Ref Type: Book Section
Authors: Pietrusewsky, Michael
Title: Taiwan aboriginals, Asians and Pacific Islanders: a multivariate investigation of skulls
Date: 1995
Source: Symposium Series of the Insitute of History and Philosophy
Place of Publication: Taipei, Taiwan, Republic of China
Publisher: Academica Sinica
Abstract: MALES ONLY The Austronesian language family streches from Easter Island to Madagascar. (295) Compared to other Austronesian speakers, the aboriginal tribes of Taiwan are frequently characterized as the most differentiated linguistically, culturally and biologically (Chai 1967, 1984

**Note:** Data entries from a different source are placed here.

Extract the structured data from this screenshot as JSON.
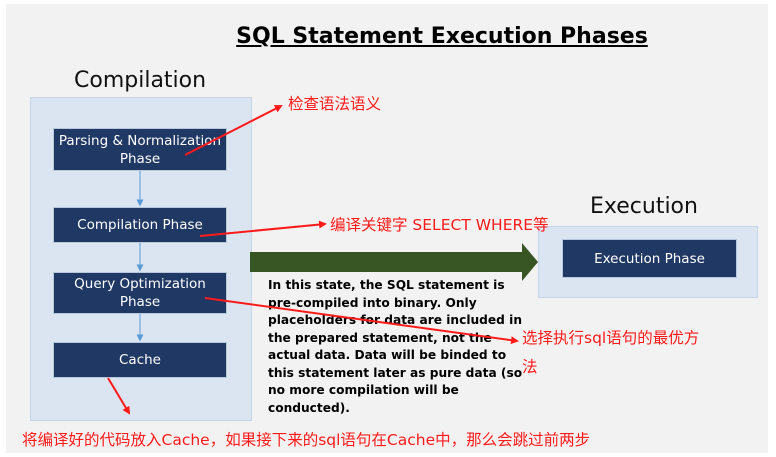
{
  "title": "SQL Statement Execution Phases",
  "compilation_label": "Compilation",
  "execution_label": "Execution",
  "boxes": {
    "parsing": "Parsing & Normalization Phase",
    "compilation": "Compilation Phase",
    "optimization": "Query  Optimization Phase",
    "cache": "Cache",
    "execution": "Execution Phase"
  },
  "note": "In this state, the SQL statement is pre-compiled into binary. Only placeholders for data are included in the prepared statement, not the actual data. Data will be binded to this statement later as pure data (so no more compilation will be conducted).",
  "annotations": {
    "parsing": "检查语法语义",
    "compilation": "编译关键字 SELECT WHERE等",
    "optimization_line1": "选择执行sql语句的最优方",
    "optimization_line2": "法",
    "cache": "将编译好的代码放入Cache，如果接下来的sql语句在Cache中，那么会跳过前两步"
  },
  "colors": {
    "box_fill": "#1f3864",
    "panel_fill": "#dae5f1",
    "arrow_green": "#375623",
    "annotation_red": "#ff1a1a",
    "connector_blue": "#5b9bd5"
  }
}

Howells 1973b: 251, 1989:10). (296) The majority of Chinese living in Taiwan today can trace their ancestry to Fujian and Quangdong Provinces (Chai 1984:113). (496) the following variables using stepwise analysis are the strongest indicators: maximum cranial breadth, alveolar length, nasion-prosthion height, basion-nasion, and nasal height. (302) First Canonical variates are primarily the result of variation in biorbital breadth, alveolar length, nasion-prosthion height, nasal height, and naso-occipital length. This function can be defined as an upper facial breadth and facial height discriminator. (302-3) Earlier views that differences in size strongly influence inter-population distances at the regional level (Relethford 1984:193) and that differences in size can greatly outweigh differences in shape (Corruccini 193:743) are not supported by the results present in this study. A very similar conclusion was reached by Green (1990), who found that removing this size-based component has had little effect in interpreting craniometric variability in crania from Papua New Guinea. (309) The distinction between Atayal, Anyang and Chinese living on Hainan and Taiwan Islands (these latter trace their ancestry to Fujian and Quangdong Provinces on the adjacent Chinese mainland), and the samples from Manchuria, Japan, and Korea found in the present analysis, reinforces Bowle's north-south distinction, and to a lesser extent, Turner's recognition of two dental complexes, Sinodont and Sundadont (Turner 1985, 1987, 1990). Turner (1987) and Turner and Lien (1984) have investigated the dental variation in the Atayal series as well as a few prehistoric Taiwan skeletal series. Depending on which traits are used, Atayal invariably align with Sinodonts (modern Chinese and Japanese), results which these authors attribute to admixture with recent Chinese immigrants to Taiwan. (311) Links between the Atayal and Southeast Asia (e.g. Viet Nam) further foudn in the present analysis, strengthens this assertion and lends support to Howells opinion that Taiwan Aborginals quite possibly represent a biological diversity in human populations which existed in South China when Taiwan was colonized by food producing people (Howells 1983:304). (311) There is no evidence in the cranial data to connect Atayal directly with Polnesians or the Oceanic division of this language family. (312) PAGE 312-312 1) recognition of a basic division between Australo-Melanesain and Asiatic series. In the vernacular this may be categorized Australoid versus Mongoloid. 2) The basic split within the Mongoloid branch is between Southeast Asia (island and mainland) and more northernly Asiatic groups. 3) Taiwan Aboriginals (Atayal) go with Shang Dynasty Chinese (Anyang) and Tawain and Hainan Island Chinese and together, these set off from, and at times intermediate to, Southeast Asian and more nothernly Asiatic groups, Chinese, Japanese and Koreans. 4) Other more marginal Mongoloid groups include a separate and distinct Ainu-Jomon cluseter, an isolated Mongolian series and a Polynesian / Chamorro group. 5) There is little or no support for a Ainu-Jomon-Pacific groupsing in these analyses to suggest ancestry of Polynesians and prehistoric Japanese. 6) The Atayal crania are not related to Polynesian, Chamorro or any other Oceanic series included int he present analyses. 7) Relatively few measurements: palate (alveolar) length, facial and nasal heights, crnail vault length and height and interorbital distances, are primarily responsible for group separation in these analyses. 8) removal of the size-related component has little or no effect on the pattern or craniometric variation exhibited by the groups analyzed.
Date Created: 7/5/2001
Editors: Jen-Kuei Li, P.
Tsang, Cheng-hwa
Huang, Ying-kuei
Ho, Dan an
Tseng, Chiu yu
Page Start: 295
Page End: 351